These talented, imperfect folks trusted Anthony Slide with their secrets and, in this silent admirer's opinion, he abused their trust. Kind commentary is littered here and there throughout 439 pages, but in this sorry context, charitable remarks seem condescending at best. An actor who was good enough to be hired by Ernst Lubitsch and many other directors over the course of forty years, is, in Mr. Slide's opinion, "insipid". Another who was onscreen for forty years never made a "classic" movie. Yeh, but Bette Davis had a big crush on Conrad Nagel when she was young, so what does Mr. Slide know about it? Lillian Gish said the exact same lovely thing to someone else AFTER she said it to Mr. Slide FIRST. Oh, the agony! I went as far back as John Bunny, who died in 1915, to see if he had escaped the nasty sting of Slide's pen, but, alas, the people who knew Bunny told Slide they didn't like him. Slide goes on to say that he doesn't think Bunny is funny. Who cares? THE GUY IS DEAD. Oh, yeah, and forget "The Merry Widow," Mae Murray had no talent and wound up like Norma Desmond. If she did lose her mind in Hollywood, she deserves our sympathy, not our scorn, but her own remark on "Sunset Boulevard," quoted in Joe Hamilton's evergreen "Classic Of The Silent Screen," lives after her: "None of us floozies were THAT nuts!" If you want to stare into 100 treasured faces, "Silent Stars" will give you a feast. But: And a writer hates to say this about another greatly admired writer, skip the text of this one!

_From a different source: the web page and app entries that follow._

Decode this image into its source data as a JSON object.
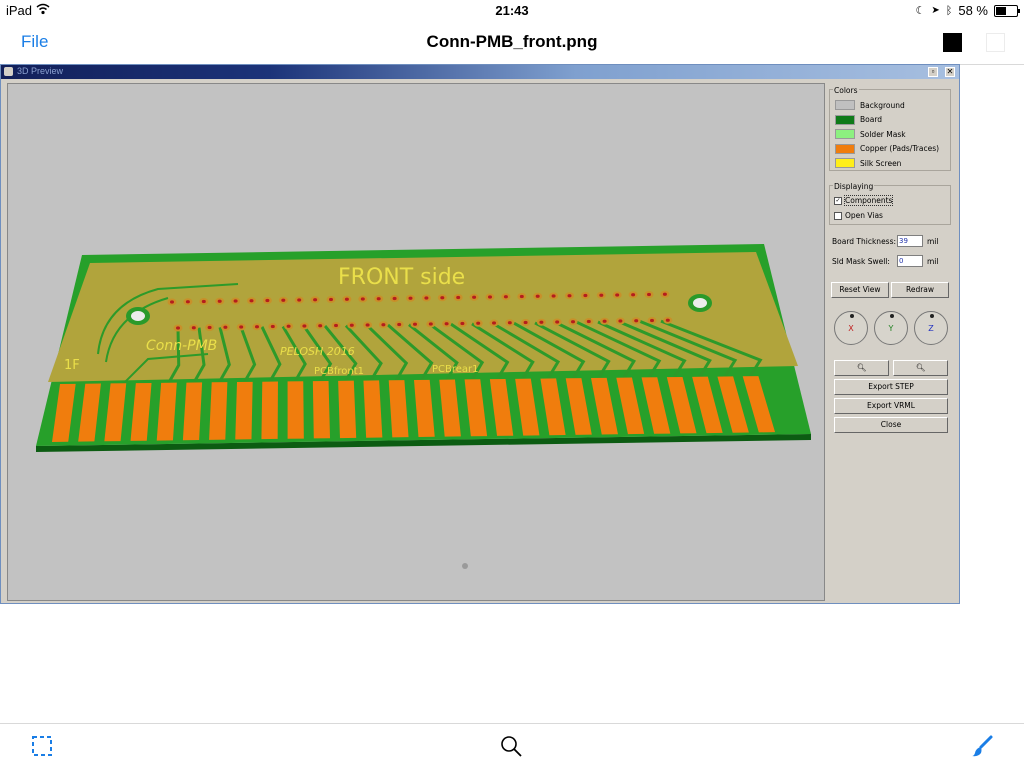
{
  "status_bar": {
    "carrier": "iPad",
    "time": "21:43",
    "battery": "58 %",
    "battery_level": 0.58
  },
  "nav": {
    "file_label": "File",
    "title": "Conn-PMB_front.png"
  },
  "window": {
    "title": "3D Preview"
  },
  "board": {
    "title_text": "FRONT  side",
    "label_conn": "Conn-PMB",
    "label_pelosh": "PELOSH 2016",
    "label_front": "PCBfront1",
    "label_rear": "PCBrear1",
    "label_1f": "1F"
  },
  "panel": {
    "colors_label": "Colors",
    "colors": [
      {
        "name": "Background",
        "color": "#c0c0c0"
      },
      {
        "name": "Board",
        "color": "#0f7a18"
      },
      {
        "name": "Solder Mask",
        "color": "#8cf07f"
      },
      {
        "name": "Copper (Pads/Traces)",
        "color": "#f07d0d"
      },
      {
        "name": "Silk Screen",
        "color": "#ffee1a"
      }
    ],
    "displaying_label": "Displaying",
    "components_label": "Components",
    "components_checked": true,
    "open_vias_label": "Open Vias",
    "open_vias_checked": false,
    "board_thickness_label": "Board Thickness:",
    "board_thickness_value": "39",
    "board_thickness_unit": "mil",
    "sld_mask_label": "Sld Mask Swell:",
    "sld_mask_value": "0",
    "sld_mask_unit": "mil",
    "reset_view": "Reset View",
    "redraw": "Redraw",
    "axes": [
      "X",
      "Y",
      "Z"
    ],
    "zoom_in": "+",
    "zoom_out": "−",
    "export_step": "Export STEP",
    "export_vrml": "Export VRML",
    "close": "Close"
  }
}
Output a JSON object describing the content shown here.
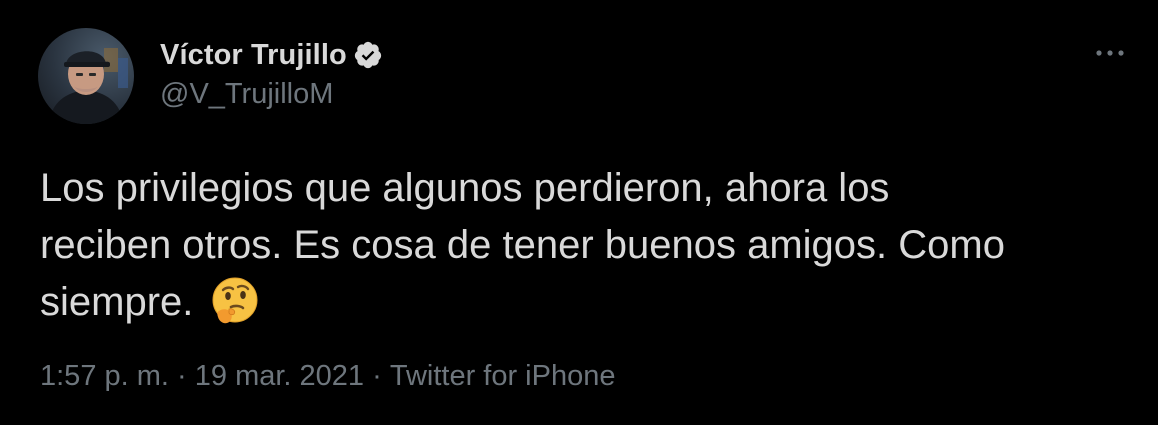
{
  "tweet": {
    "author": {
      "display_name": "Víctor Trujillo",
      "handle": "@V_TrujilloM",
      "verified_icon": "verified-badge-icon",
      "avatar_icon": "avatar"
    },
    "more_icon": "more-options-icon",
    "text_line1": "Los privilegios que algunos perdieron, ahora los",
    "text_line2": "reciben otros. Es cosa de tener buenos amigos. Como",
    "text_line3": "siempre.",
    "emoji_icon": "thinking-face-emoji",
    "meta": {
      "time": "1:57 p. m.",
      "separator": " · ",
      "date": "19 mar. 2021",
      "source": "Twitter for iPhone"
    }
  },
  "colors": {
    "background": "#000000",
    "primary_text": "#d9d9d9",
    "secondary_text": "#6e767d"
  }
}
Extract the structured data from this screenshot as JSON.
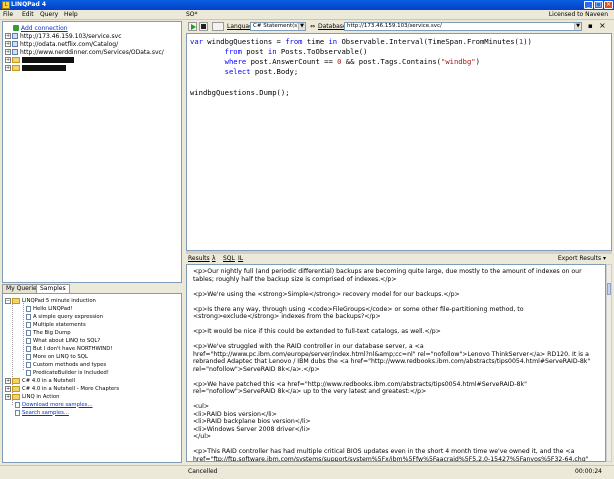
{
  "window": {
    "title": "LINQPad 4"
  },
  "menu": {
    "items": [
      "File",
      "Edit",
      "Query",
      "Help"
    ],
    "licensed": "Licensed to Naveen"
  },
  "connections": {
    "add": "Add connection",
    "items": [
      "http://173.46.159.103/service.svc",
      "http://odata.netflix.com/Catalog/",
      "http://www.nerddinner.com/Services/OData.svc/"
    ]
  },
  "left_tabs": [
    "My Queries",
    "Samples"
  ],
  "samples": {
    "root": "LINQPad 5 minute induction",
    "children": [
      "Hello LINQPad!",
      "A simple query expression",
      "Multiple statements",
      "The Big Dump",
      "What about LINQ to SQL?",
      "But I don't have NORTHWIND!",
      "More on LINQ to SQL",
      "Custom methods and types",
      "PredicateBuilder is Included!"
    ],
    "folders": [
      "C# 4.0 in a Nutshell",
      "C# 4.0 in a Nutshell - More Chapters",
      "LINQ in Action"
    ],
    "download": "Download more samples...",
    "search": "Search samples..."
  },
  "query": {
    "tab": "SO*",
    "language_label": "Language",
    "language_value": "C# Statement(s)",
    "database_label": "Database",
    "database_value": "http://173.46.159.103/service.svc/",
    "code": [
      "var windbgQuestions = from time in Observable.Interval(TimeSpan.FromMinutes(1))",
      "        from post in Posts.ToObservable()",
      "        where post.AnswerCount == 0 && post.Tags.Contains(\"windbg\")",
      "        select post.Body;",
      "",
      "windbgQuestions.Dump();"
    ]
  },
  "results_tabs": {
    "results": "Results",
    "lambda": "λ",
    "sql": "SQL",
    "il": "IL",
    "export": "Export Results"
  },
  "results": [
    "<p>Our nightly full (and periodic differential) backups are becoming quite large, due mostly to the amount of indexes on our",
    "tables; roughly half the backup size is comprised of indexes.</p>",
    "",
    "<p>We're using the <strong>Simple</strong> recovery model for our backups.</p>",
    "",
    "<p>Is there any way, through using <code>FileGroups</code> or some other file-partitioning method, to",
    "<strong>exclude</strong> indexes from the backups?</p>",
    "",
    "<p>It would be nice if this could be extended to full-text catalogs, as well.</p>",
    "",
    "<p>We've struggled with the RAID controller in our database server, a <a",
    "href=\"http://www.pc.ibm.com/europe/server/index.html?nl&amp;cc=nl\" rel=\"nofollow\">Lenovo ThinkServer</a> RD120. It is a",
    "rebranded Adaptec that Lenovo / IBM dubs the <a href=\"http://www.redbooks.ibm.com/abstracts/tips0054.html#ServeRAID-8k\"",
    "rel=\"nofollow\">ServeRAID 8k</a>.</p>",
    "",
    "<p>We have patched this <a href=\"http://www.redbooks.ibm.com/abstracts/tips0054.html#ServeRAID-8k\"",
    "rel=\"nofollow\">ServeRAID 8k</a> up to the very latest and greatest:</p>",
    "",
    "<ul>",
    "<li>RAID bios version</li>",
    "<li>RAID backplane bios version</li>",
    "<li>Windows Server 2008 driver</li>",
    "</ul>",
    "",
    "<p>This RAID controller has had multiple critical BIOS updates even in the short 4 month time we've owned it, and the <a",
    "href=\"ftp://ftp.software.ibm.com/systems/support/system%5Fx/ibm%5Ffw%5Faacraid%5F5.2.0-15427%5Fanyos%5F32-64.chg\""
  ],
  "status": {
    "text": "Cancelled",
    "time": "00:00:24"
  }
}
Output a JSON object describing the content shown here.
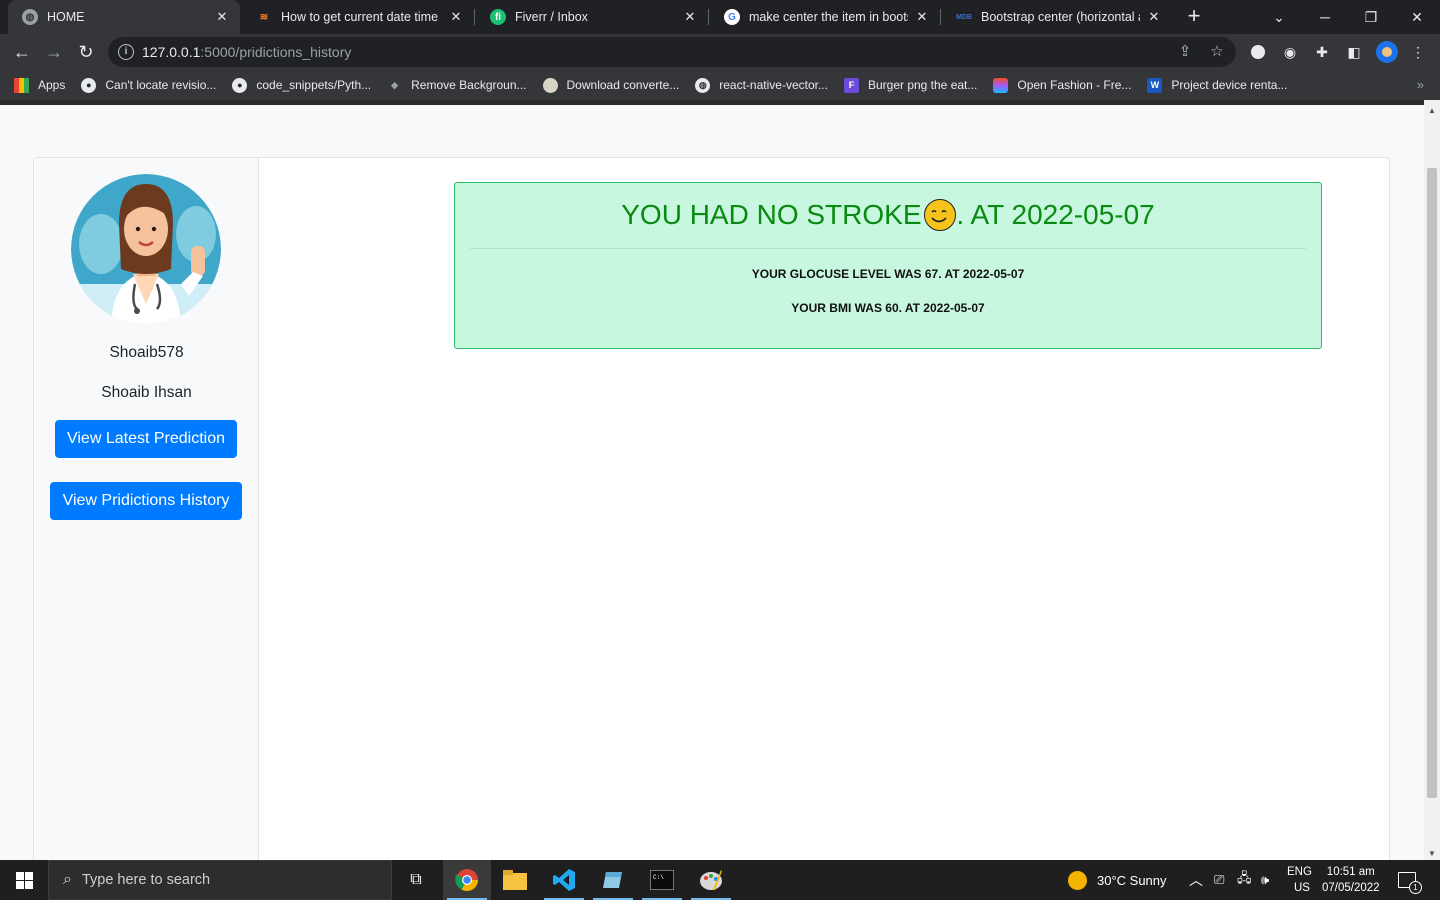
{
  "browser": {
    "tabs": [
      {
        "title": "HOME",
        "favicon": "globe-icon",
        "active": true
      },
      {
        "title": "How to get current date time in",
        "favicon": "stackoverflow-icon",
        "active": false
      },
      {
        "title": "Fiverr / Inbox",
        "favicon": "fiverr-icon",
        "active": false
      },
      {
        "title": "make center the item in bootstr",
        "favicon": "google-icon",
        "active": false
      },
      {
        "title": "Bootstrap center (horizontal alig",
        "favicon": "mdb-icon",
        "active": false
      }
    ],
    "url_host": "127.0.0.1",
    "url_path": ":5000/pridictions_history",
    "bookmarks": [
      {
        "label": "Apps",
        "icon": "apps-grid-icon"
      },
      {
        "label": "Can't locate revisio...",
        "icon": "github-icon"
      },
      {
        "label": "code_snippets/Pyth...",
        "icon": "github-icon"
      },
      {
        "label": "Remove Backgroun...",
        "icon": "layers-icon"
      },
      {
        "label": "Download converte...",
        "icon": "circle-icon"
      },
      {
        "label": "react-native-vector...",
        "icon": "globe-icon"
      },
      {
        "label": "Burger png the eat...",
        "icon": "f-logo-icon"
      },
      {
        "label": "Open Fashion - Fre...",
        "icon": "figma-icon"
      },
      {
        "label": "Project device renta...",
        "icon": "word-icon"
      }
    ]
  },
  "profile": {
    "username": "Shoaib578",
    "full_name": "Shoaib Ihsan",
    "btn_latest": "View Latest Prediction",
    "btn_history": "View Pridictions History"
  },
  "result": {
    "heading_left": "YOU HAD NO STROKE",
    "heading_right": ". AT 2022-05-07",
    "glucose_line": "YOUR GLOCUSE LEVEL WAS 67. AT 2022-05-07",
    "bmi_line": "YOUR BMI WAS 60. AT 2022-05-07"
  },
  "taskbar": {
    "search_placeholder": "Type here to search",
    "weather": "30°C  Sunny",
    "lang_top": "ENG",
    "lang_bottom": "US",
    "time": "10:51 am",
    "date": "07/05/2022",
    "notifications": "1"
  },
  "colors": {
    "primary": "#007bff",
    "success_bg": "#c8f7e0",
    "success_text": "#0b8a12"
  }
}
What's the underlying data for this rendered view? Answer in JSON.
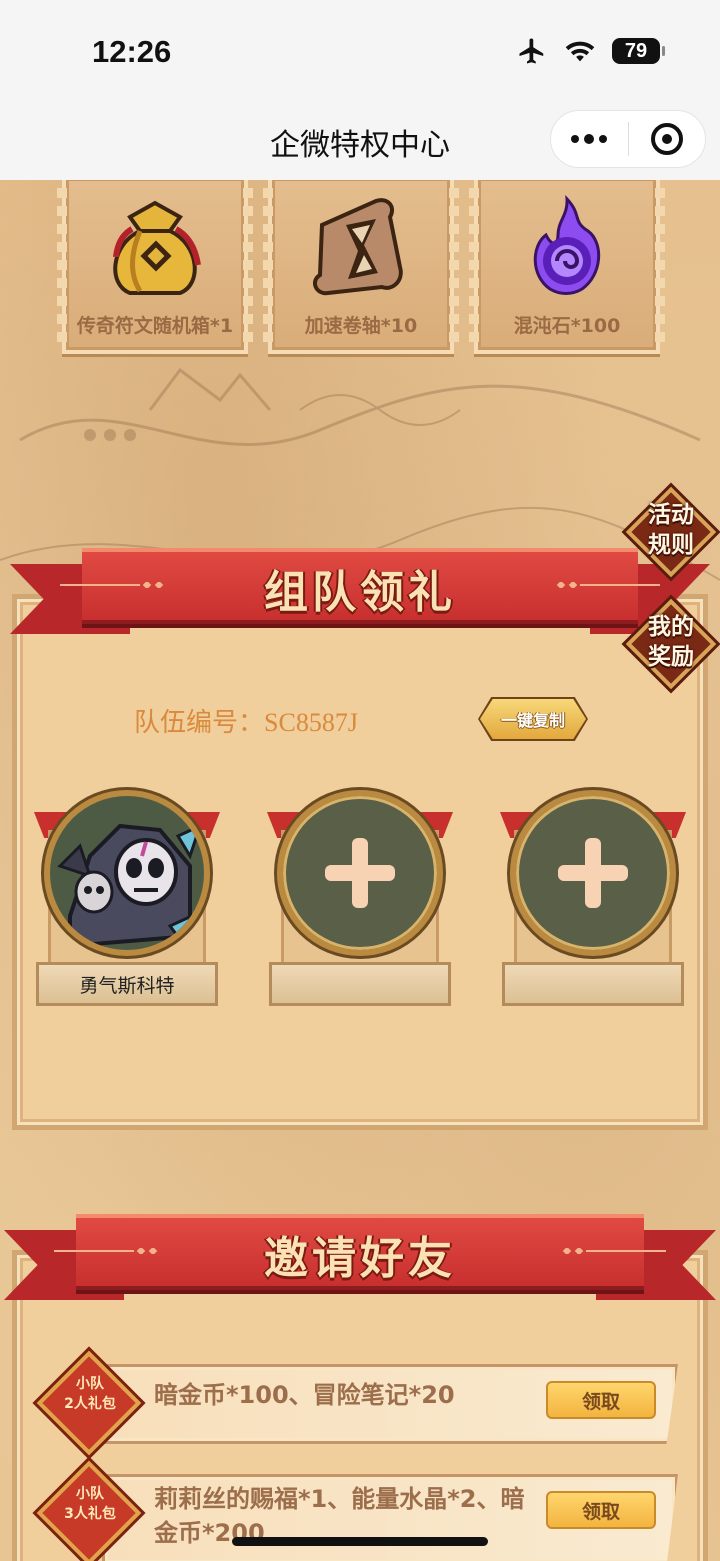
{
  "status_bar": {
    "time": "12:26",
    "battery": "79"
  },
  "nav": {
    "title": "企微特权中心"
  },
  "rewards": [
    {
      "label": "传奇符文随机箱*1",
      "icon": "gold-pouch-icon"
    },
    {
      "label": "加速卷轴*10",
      "icon": "hourglass-scroll-icon"
    },
    {
      "label": "混沌石*100",
      "icon": "purple-flame-orb-icon"
    }
  ],
  "side": {
    "rules": "活动\n规则",
    "my_rewards": "我的\n奖励"
  },
  "team": {
    "banner": "组队领礼",
    "team_id_label": "队伍编号：",
    "team_id": "SC8587J",
    "copy_label": "一键复制",
    "members": [
      {
        "name": "勇气斯科特",
        "filled": true
      },
      {
        "name": "",
        "filled": false
      },
      {
        "name": "",
        "filled": false
      }
    ]
  },
  "invite": {
    "banner": "邀请好友",
    "rows": [
      {
        "badge_line1": "小队",
        "badge_line2": "2人礼包",
        "desc": "暗金币*100、冒险笔记*20",
        "claim": "领取"
      },
      {
        "badge_line1": "小队",
        "badge_line2": "3人礼包",
        "desc": "莉莉丝的赐福*1、能量水晶*2、暗金币*200",
        "claim": "领取"
      }
    ]
  },
  "colors": {
    "banner_red": "#c8302f",
    "claim_gold": "#f3b43f",
    "team_id_orange": "#d98a3c"
  }
}
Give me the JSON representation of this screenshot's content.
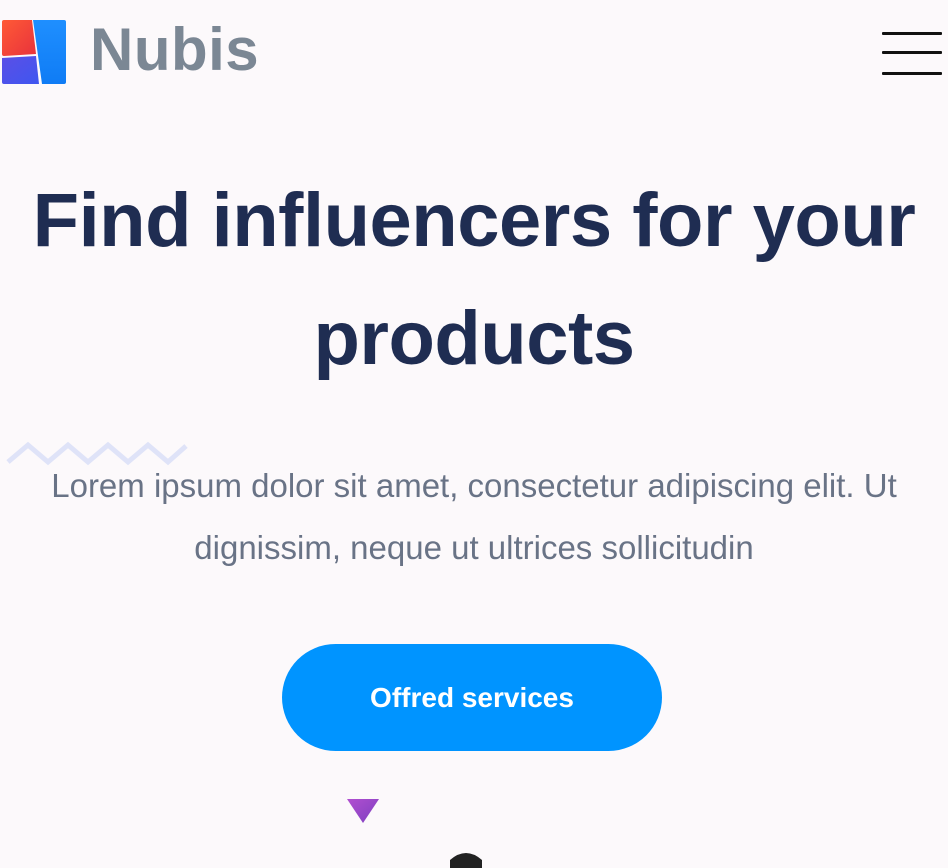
{
  "header": {
    "brand_name": "Nubis",
    "logo_icon": "nubis-logo-icon",
    "menu_icon": "hamburger-menu-icon"
  },
  "hero": {
    "title": "Find influencers for your products",
    "description": "Lorem ipsum dolor sit amet, consectetur adipiscing elit. Ut dignissim, neque ut ultrices sollicitudin",
    "cta_label": "Offred services"
  },
  "decorations": {
    "zigzag": "zigzag-icon",
    "triangle": "triangle-down-icon"
  },
  "colors": {
    "background": "#fcf9fb",
    "title": "#1f2d52",
    "text": "#697386",
    "brand_text": "#7b8794",
    "accent": "#0094ff",
    "zigzag": "#dfe3f8",
    "triangle": "#9b46c7",
    "logo_red": "#f2453b",
    "logo_blue": "#1a8cff",
    "logo_indigo": "#4f4fe0"
  }
}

More Information:
Silent Players
Anthony Slide - University Press Of Kentucky